Student Profile: Lauren Vinnell

Growing up in Lower Hutt, PhD student Lauren Vinnell was well aware of Wellingon’s vulnerability to natural hazards. But she was also aware of how many people in the area were unprepared for a hazard event like an earthquake or tsunami.





 Student Profile: Ashton Eaves 

Ashton is working to figure out how society can reduce the risk of coastal hazards and adapt to a changing climate.





Hawke’s Bay coastal survey

Edge team researchers surveyed Hawke’s Bay residents to find out what they value most about the coast, and how they think coastal hazards should be managed. 





Laura at the beach

Student Profile: Laura Robichaux

Edge programme PhD student Laura Robichaux grew up in South Louisiana in the United States, surrounded by the benefits and risks inherent to coastal living.

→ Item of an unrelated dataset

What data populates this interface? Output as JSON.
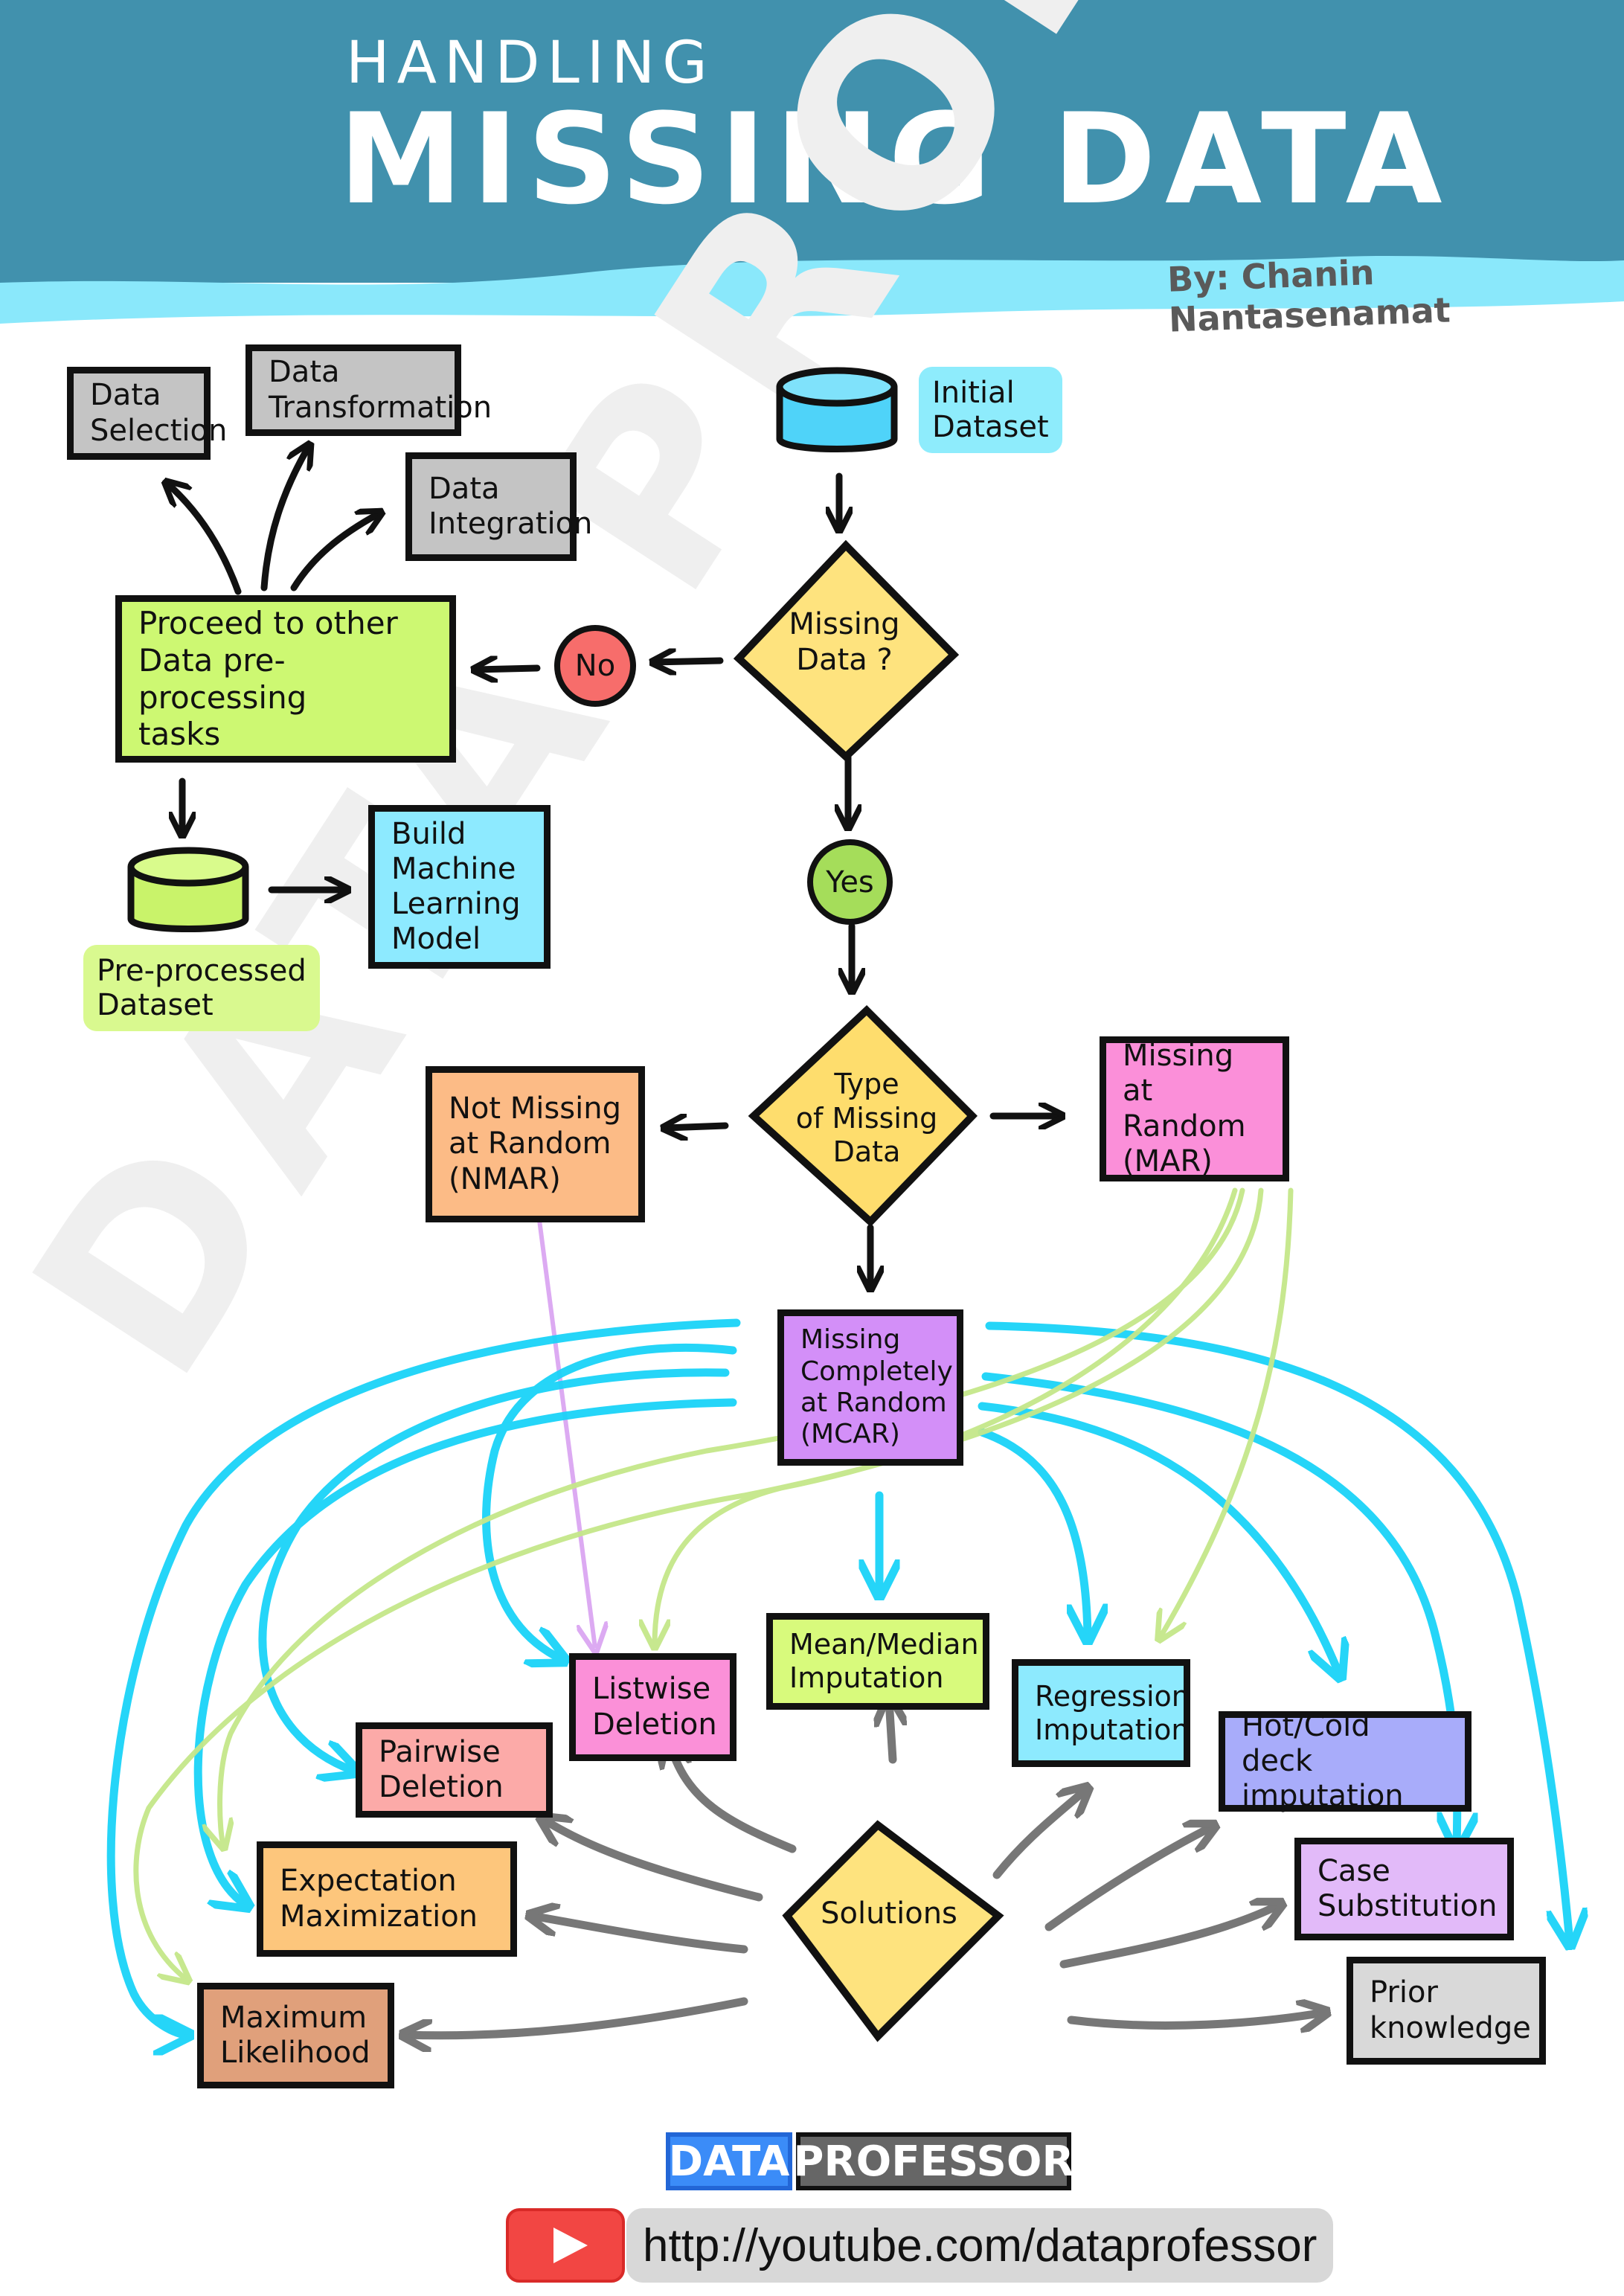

Rangitikei River stopbank breach, April 2017

Understanding flood protection stopbanks across New Zealand  

A new collaborative research programme aims to better understand and compare the characteristics of stopbank networks across New Zealand.

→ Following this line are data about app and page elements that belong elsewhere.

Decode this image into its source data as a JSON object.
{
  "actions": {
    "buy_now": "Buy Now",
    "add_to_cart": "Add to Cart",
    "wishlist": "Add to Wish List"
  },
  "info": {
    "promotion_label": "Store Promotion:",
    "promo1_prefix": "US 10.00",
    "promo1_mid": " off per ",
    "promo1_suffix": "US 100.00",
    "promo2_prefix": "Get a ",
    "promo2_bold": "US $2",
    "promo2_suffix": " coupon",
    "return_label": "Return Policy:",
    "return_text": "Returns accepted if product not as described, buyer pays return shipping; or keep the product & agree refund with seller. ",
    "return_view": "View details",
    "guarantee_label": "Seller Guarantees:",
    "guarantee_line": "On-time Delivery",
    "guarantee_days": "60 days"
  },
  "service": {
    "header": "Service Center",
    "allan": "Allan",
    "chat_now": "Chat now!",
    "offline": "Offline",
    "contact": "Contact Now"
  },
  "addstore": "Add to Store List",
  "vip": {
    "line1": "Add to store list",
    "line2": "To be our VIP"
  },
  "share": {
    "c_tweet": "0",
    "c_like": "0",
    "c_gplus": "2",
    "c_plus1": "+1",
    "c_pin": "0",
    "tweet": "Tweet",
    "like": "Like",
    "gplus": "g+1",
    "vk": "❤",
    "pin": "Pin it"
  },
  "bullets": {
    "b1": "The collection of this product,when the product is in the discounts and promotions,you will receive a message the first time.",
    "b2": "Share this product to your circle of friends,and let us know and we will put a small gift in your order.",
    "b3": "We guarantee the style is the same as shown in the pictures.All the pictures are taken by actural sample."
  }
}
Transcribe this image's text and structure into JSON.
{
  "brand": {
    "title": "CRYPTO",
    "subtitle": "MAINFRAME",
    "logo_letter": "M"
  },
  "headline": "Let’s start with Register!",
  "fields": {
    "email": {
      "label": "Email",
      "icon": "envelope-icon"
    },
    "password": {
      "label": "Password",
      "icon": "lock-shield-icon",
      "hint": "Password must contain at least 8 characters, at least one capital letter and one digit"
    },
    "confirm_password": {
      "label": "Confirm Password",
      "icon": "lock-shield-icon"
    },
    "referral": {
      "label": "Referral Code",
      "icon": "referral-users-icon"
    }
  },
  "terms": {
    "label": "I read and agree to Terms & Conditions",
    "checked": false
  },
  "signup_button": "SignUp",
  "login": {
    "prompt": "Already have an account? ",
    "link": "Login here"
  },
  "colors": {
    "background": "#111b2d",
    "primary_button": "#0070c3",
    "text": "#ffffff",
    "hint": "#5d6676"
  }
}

Maraekakaho School students show off their hazard maps

Minecraft & LEGO used for emergency preparedness  

Students in Hawke’s Bay have been using two popular children’s pastimes to help their community become more prepared for an emergency.

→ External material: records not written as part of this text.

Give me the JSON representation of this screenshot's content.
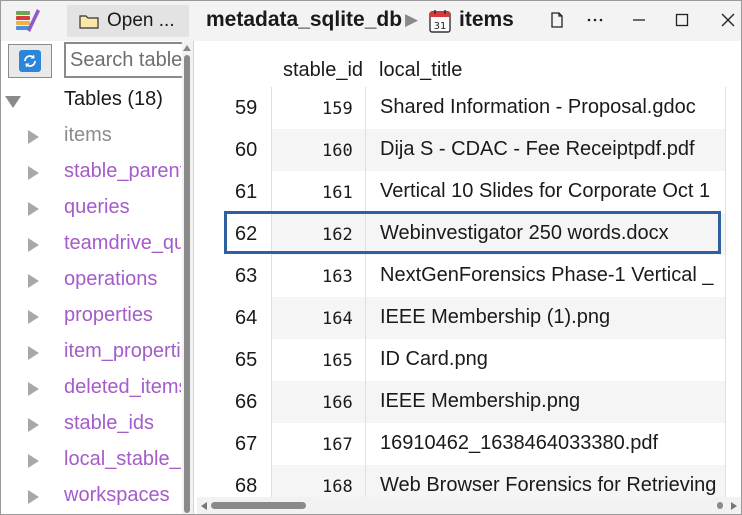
{
  "titlebar": {
    "open_tab_label": "Open ...",
    "database_name": "metadata_sqlite_db",
    "breadcrumb_separator": "▶",
    "table_name": "items",
    "calendar_icon_text": "31",
    "buttons": [
      "new-document-icon",
      "more-icon",
      "minimize-icon",
      "maximize-icon",
      "close-icon"
    ]
  },
  "sidebar": {
    "search_placeholder": "Search tables",
    "tree_root": "Tables (18)",
    "items": [
      {
        "label": "items",
        "state": "selected"
      },
      {
        "label": "stable_parents"
      },
      {
        "label": "queries"
      },
      {
        "label": "teamdrive_quota"
      },
      {
        "label": "operations"
      },
      {
        "label": "properties"
      },
      {
        "label": "item_properties"
      },
      {
        "label": "deleted_items"
      },
      {
        "label": "stable_ids"
      },
      {
        "label": "local_stable_ids"
      },
      {
        "label": "workspaces"
      }
    ]
  },
  "grid": {
    "columns": [
      "stable_id",
      "local_title"
    ],
    "rows": [
      {
        "num": "59",
        "stable_id": "159",
        "local_title": "Shared Information - Proposal.gdoc"
      },
      {
        "num": "60",
        "stable_id": "160",
        "local_title": "Dija S - CDAC - Fee Receiptpdf.pdf"
      },
      {
        "num": "61",
        "stable_id": "161",
        "local_title": "Vertical 10 Slides for Corporate Oct 1"
      },
      {
        "num": "62",
        "stable_id": "162",
        "local_title": "Webinvestigator 250 words.docx"
      },
      {
        "num": "63",
        "stable_id": "163",
        "local_title": "NextGenForensics Phase-1 Vertical _"
      },
      {
        "num": "64",
        "stable_id": "164",
        "local_title": "IEEE Membership (1).png"
      },
      {
        "num": "65",
        "stable_id": "165",
        "local_title": "ID Card.png"
      },
      {
        "num": "66",
        "stable_id": "166",
        "local_title": "IEEE Membership.png"
      },
      {
        "num": "67",
        "stable_id": "167",
        "local_title": "16910462_1638464033380.pdf"
      },
      {
        "num": "68",
        "stable_id": "168",
        "local_title": "Web Browser Forensics for Retrieving"
      }
    ],
    "highlighted_row": "62"
  },
  "colors": {
    "accent": "#2f5f9e",
    "tree_link": "#a35cc9",
    "refresh_button": "#2b86d9"
  }
}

Project AF8 and RNC-Rural: New knowledge on Alpine Fault consequences  

New Zealand’s Alpine Fault is expected to produce a magnitude 8 earthquake in future, which will widely impact the South Island and lower North Island.




Failure of powerpole in the Kaikōura earthquake and subsequent damage to a telecommunications cabinet

How do different infrastructure networks influence one another following a natural hazard event?

We rely on infrastructure networks every day. They provide us with essential services like electricity and water as well as transportation and waste collection, and these networks are reliant on each other too.




Kaikōura shoreline after the 2017 quake.

Re-imagining rural resilience

From high-impact weather events, to seismic and volcanic risks, coastal erosion and other processes – there is a lot that can and does affect one of our primary economic drivers, and the people and communities who call it home.




Port Hills Fire experiences might help answer some burning questions

We live in a risky environment. New Zealand experiences wildfires, floods, landslides and earthquakes far too frequently. But are we aware of the risks, and how prepared are we to reduce their impact and cope with a disaster?




Rethinking rural disaster risk reduction

Rural New Zealand has specific needs and challenges in the face of natural hazards, which are often not adequately addressed in current responses and management plans. Tyler Barton, a PhD student at the University of Canterbury, aims to address this issue.




How can we keep the lights on during and after a natural disaster?

We assume that electricity will be available when we want to use it, but what if an earthquake, storm or volcanic eruption hits and a blackout follows?




Can we evacuate Auckland before a volcano erupts?

It is only a matter of time before another volcano erupts in Auckland’s Volcanic Field.




Student Profile: Xavier Bellagamba

Xavier is a keen rock-climber, tramper, skier and one of the PhD students in our Infrastructure team.





A systematic review of rural resilience in New Zealand

The Rural programme aimed to find out what we know, what we don’t know, and what we need to know about rural resilience in NZ in order to ensure that the work we do fills critical gaps in our understanding.





Coastal management workshops at Napier Girls’ High School

A group of year 13 classes from Napier Girls’ High School had a classroom session on coastal hazards, coastal hazard management and how to measure coastal processes.





Student Profile: Alistair Davies

Alistair’s research focuses on increasing the resilience of potentially-isolated communities like Kaikōura and Franz Josef. 





Student Profile: Kristie-Lee Thomas

Kristie-Lee grew up in the Chatham Islands, and her research project focuses on fostering community-led action to reduce tsunami impact there.





Port Hills fires

If you had asked the population of Christchurch which major disaster they feared most on 12 February 2017 the majority would have answered earthquakes or flooding. Wildfire would have been the last thing on the city’s collective mind.